As data administrator, you can process personal data of EU citizens who have granted you permission to process their data by subscribing to one of your mailing lists. GDPR does not forbid cold emailing though, as long as you follow the data processing rules described in the regulation.
If you decide to contact a person who has not subscribed for email correspondence, and has not been in any business relationship with you before (cold email), you should have a clear reason to claim that this will be a contact relevant to your business purposes, and that at the same time this contact could be beneficial to the contacted person.
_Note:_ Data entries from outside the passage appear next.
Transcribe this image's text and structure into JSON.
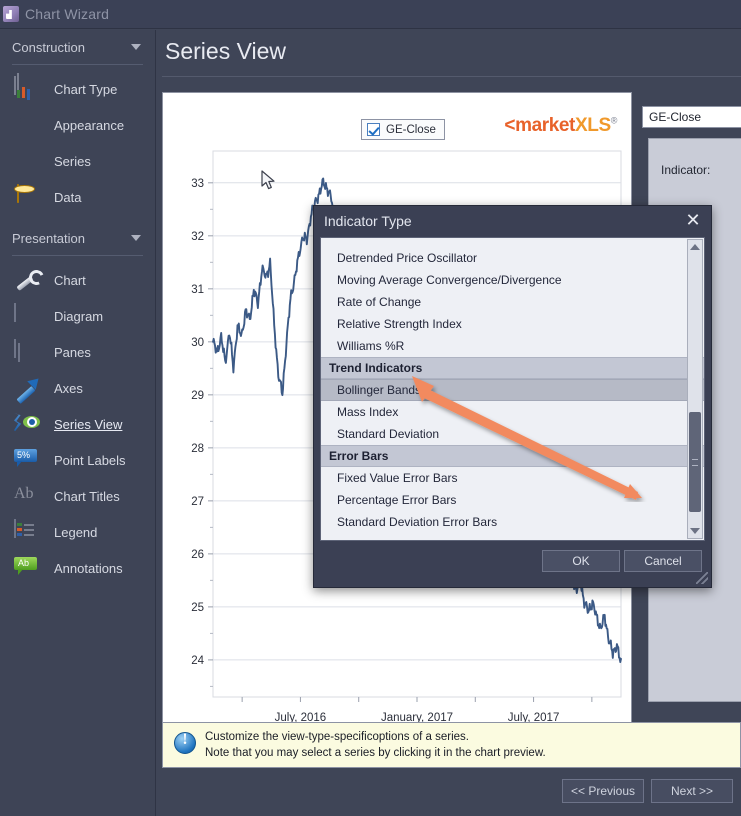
{
  "window": {
    "title": "Chart Wizard",
    "icon": "app-icon"
  },
  "page": {
    "title": "Series View"
  },
  "sidebar": {
    "groups": [
      {
        "label": "Construction",
        "items": [
          {
            "label": "Chart Type",
            "icon": "chart-type-icon"
          },
          {
            "label": "Appearance",
            "icon": "palette-icon"
          },
          {
            "label": "Series",
            "icon": "series-icon"
          },
          {
            "label": "Data",
            "icon": "database-icon"
          }
        ]
      },
      {
        "label": "Presentation",
        "items": [
          {
            "label": "Chart",
            "icon": "wrench-icon"
          },
          {
            "label": "Diagram",
            "icon": "grid-icon"
          },
          {
            "label": "Panes",
            "icon": "panes-icon"
          },
          {
            "label": "Axes",
            "icon": "arrow-up-right-icon"
          },
          {
            "label": "Series View",
            "icon": "eye-wave-icon",
            "selected": true
          },
          {
            "label": "Point Labels",
            "icon": "percent-label-icon"
          },
          {
            "label": "Chart Titles",
            "icon": "ab-text-icon"
          },
          {
            "label": "Legend",
            "icon": "legend-icon"
          },
          {
            "label": "Annotations",
            "icon": "annotation-icon"
          }
        ]
      }
    ]
  },
  "chart_preview": {
    "legend_item": {
      "label": "GE-Close",
      "checked": true
    },
    "brand": {
      "left": "<market",
      "mid": "XLS",
      "reg": "®"
    }
  },
  "chart_data": {
    "type": "line",
    "title": "",
    "xlabel": "",
    "ylabel": "",
    "series_name": "GE-Close",
    "line_color": "#3c5a86",
    "grid": true,
    "ylim": [
      23.3,
      33.6
    ],
    "yticks": [
      24,
      25,
      26,
      27,
      28,
      29,
      30,
      31,
      32,
      33
    ],
    "xticks": [
      "July, 2016",
      "January, 2017",
      "July, 2017"
    ],
    "x": [
      0,
      1,
      2,
      3,
      4,
      5,
      6,
      7,
      8,
      9,
      10,
      11,
      12,
      13,
      14,
      15,
      16,
      17,
      18,
      19,
      20,
      21,
      22,
      23,
      24,
      25,
      26,
      27,
      28,
      29,
      30,
      31,
      32,
      33,
      34,
      35,
      36,
      37,
      38,
      39,
      40,
      41,
      42,
      43,
      44,
      45,
      46,
      47,
      48,
      49,
      50,
      51,
      52,
      53,
      54,
      55,
      56,
      57,
      58,
      59,
      60,
      61,
      62,
      63,
      64,
      65,
      66,
      67,
      68,
      69,
      70,
      71,
      72,
      73,
      74,
      75,
      76,
      77,
      78,
      79,
      80,
      81,
      82,
      83,
      84,
      85,
      86,
      87,
      88,
      89,
      90,
      91,
      92,
      93,
      94,
      95,
      96,
      97,
      98,
      99,
      100
    ],
    "values": [
      30.0,
      29.8,
      30.1,
      29.6,
      30.2,
      29.5,
      30.3,
      30.1,
      30.6,
      30.4,
      31.0,
      30.7,
      31.4,
      31.2,
      31.5,
      30.3,
      29.4,
      29.0,
      30.0,
      30.8,
      31.2,
      31.6,
      32.0,
      31.9,
      32.4,
      32.6,
      32.8,
      33.0,
      32.9,
      32.7,
      32.2,
      31.6,
      31.2,
      31.0,
      31.3,
      31.1,
      31.4,
      31.2,
      31.5,
      31.2,
      31.0,
      31.3,
      31.5,
      31.2,
      31.4,
      31.3,
      31.1,
      31.3,
      31.2,
      31.1,
      31.0,
      30.9,
      30.6,
      30.1,
      29.8,
      30.0,
      29.7,
      29.5,
      29.8,
      29.5,
      29.2,
      29.0,
      29.4,
      29.6,
      29.8,
      29.5,
      29.2,
      28.9,
      29.1,
      28.8,
      28.5,
      28.2,
      28.4,
      28.0,
      27.7,
      27.9,
      27.5,
      27.2,
      27.4,
      27.0,
      26.7,
      26.9,
      26.5,
      26.2,
      26.4,
      26.0,
      25.8,
      26.0,
      25.6,
      25.3,
      25.5,
      25.1,
      24.9,
      25.1,
      24.8,
      24.6,
      24.8,
      24.4,
      24.1,
      24.3,
      23.9
    ]
  },
  "right_panel": {
    "series_selector": "GE-Close",
    "indicator_label": "Indicator:",
    "indicator_value": ""
  },
  "info": {
    "line1": "Customize the view-type-specificoptions of a series.",
    "line2": "Note that you may select a series by clicking it in the chart preview."
  },
  "footer": {
    "previous": "<< Previous",
    "next": "Next >>"
  },
  "dialog": {
    "title": "Indicator Type",
    "close": "✕",
    "items": [
      {
        "label": "",
        "kind": "partial"
      },
      {
        "label": "Detrended Price Oscillator",
        "kind": "item"
      },
      {
        "label": "Moving Average Convergence/Divergence",
        "kind": "item"
      },
      {
        "label": "Rate of Change",
        "kind": "item"
      },
      {
        "label": "Relative Strength Index",
        "kind": "item"
      },
      {
        "label": "Williams %R",
        "kind": "item"
      },
      {
        "label": "Trend Indicators",
        "kind": "group"
      },
      {
        "label": "Bollinger Bands",
        "kind": "selected"
      },
      {
        "label": "Mass Index",
        "kind": "item"
      },
      {
        "label": "Standard Deviation",
        "kind": "item"
      },
      {
        "label": "Error Bars",
        "kind": "group"
      },
      {
        "label": "Fixed Value Error Bars",
        "kind": "item"
      },
      {
        "label": "Percentage Error Bars",
        "kind": "item"
      },
      {
        "label": "Standard Deviation Error Bars",
        "kind": "item"
      }
    ],
    "ok": "OK",
    "cancel": "Cancel"
  },
  "annotation": {
    "arrow_color": "#f08a5d"
  },
  "colors": {
    "app_bg": "#3f4557",
    "sidebar_bg": "#3e4456",
    "accent_orange": "#f08a5d",
    "chart_line": "#3c5a86",
    "info_bg": "#fbfbe0"
  }
}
If you place an offer in your cold email, the offer should be logically connected to the specifics of your prospect’s business.
You are required to inform your cold email recipient that you’re processing their data and how you process it. The email should also contain a clear and easily available information about how your prospect can request change or removal of their personal data.
You are obliged to immediately stop contacting prospects who expressed their wish not to be contacted again. If a prospect of yours demands that their data gets removed from your contact lists, you are obliged to remove it (in accordance with the ‘right to be forgotten’.)
You should process only the personal data that are necessary in relation to the purposes for which you process it. That means you should remove from your contact base all the personal data that are irrelevant to your email campaign, or be able to justify why a specific type of data is necessary for the goal you are trying to accomplish.
The Munro Agency will keep every user’s personal data no longer than it’s necessary for the purposes for which the personal data are processed. At the same time, each data owner can request an exact time limit of their data processing.
As data administrator, you need to make sure you don’t keep personal data of your prospects longer than it’s necessary for the purposes for which the personal data are processed.
In case of cold email campaigns, you shouldn’t process a non-responsive prospect’s data longer than it may be assumed to be necessary, namely one month after you tried to contact the person for the first time. That means you should always keep your prospect base updated.